The human cost of the 2018 to 2020 uprisings was very high, and IRGC brutally massacred the people in the streets and in the prisons. But that human cost is also a testament to the Iranian people’s defiance of the regime’s repression and the extent to which the authorities feel threatened by it. This message was amplified by the subsequent protests and direct attacks on Soleimani’s image, which took place less than two months after the worst single crackdown Iranians had experienced in many years.

It is partly because of this cycle of protests and crackdowns that the regime is desperate to carry out a terrorist act abroad. The regime is desperate to no doubt desperate to save face, and it is surely struggling to find ways of inspiring fear at home through its actions abroad.

There were already signs of similar desperation after the first uprisings, but before the drone strike that eliminated the Quds Force commander. In June 2018, multiple European authorities thwarted a plot to set off explosives at an annual gathering of Iranian expatriates near Paris. The event was also attended by hundreds of political dignitaries from the US, Europe, and throughout the world. On Monday, a letter to the president of the European Commission urged more assertive policies toward the Iranian regime, particularly in recognition of the fact that the 2018 plot “could have been one of the bloodiest terrorist events in European history” and would have most likely claimed Western lives.

But despite the severity of the threat, the odds of its success were probably remote, if only because of the sheer number of European agencies whose jurisdiction the operatives placed themselves in at one time or another. Those operatives, including a high-ranking diplomat named Assadollah Assadi, were put on trial in Belgium last November and convicted in early February. Assadi, the former third counselor at the regime’s embassy in Vienna, received a 20-year sentence for plotting to commit terrorist murder and still faces additional charges in Germany, where his arrest took place.

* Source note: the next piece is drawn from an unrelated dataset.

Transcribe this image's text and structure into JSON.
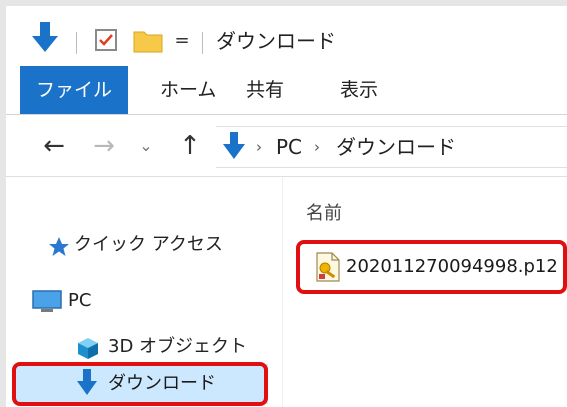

Iran’s Terrorist-Diplomat, Assadollah Assadi, Led a Large Espionage & Terrorism Network in EU

That arrest yielded a substantial amount of evidence regarding Assadi’s further activities in Europe. In the years leading up to the 2018 terror plot, he had apparently cultivated a network of assets spanning at least 11 European countries and had delivered cash payments to many of them. It remains to be seen what services those payments are for, but it is safe to assume that some of them involved the gathering of intelligence that might be used in other terrorist attacks on Iranian expatriates and their political supporters.

Assadi was by no means the first Iranian diplomat to come under suspicion of terrorism, but he was the first to actually face prosecution for it in a European court. Many of the Iranian regime critics were expecting the EU to take decisive action and expel Iranian regimes’ diplomat terrorists from their soil and shut down Iran’s embassies. Still, the EU just turned a blind eye to this terrorist act and continued appeasing the terrorist regime.

Indifference to the regime’s terrorist acts, anywhere in the world, would only encourage the regime to carry out more terrorist acts. Therefore beyond just relying on their own counter-terrorism and counter-espionage services, the West must also put policies into place that will continue a trend of accountability, challenge the Iranian regime over its past and ongoing behaviors, and take steps toward dismantling the mullahs’ terrorist infrastructure once and for all.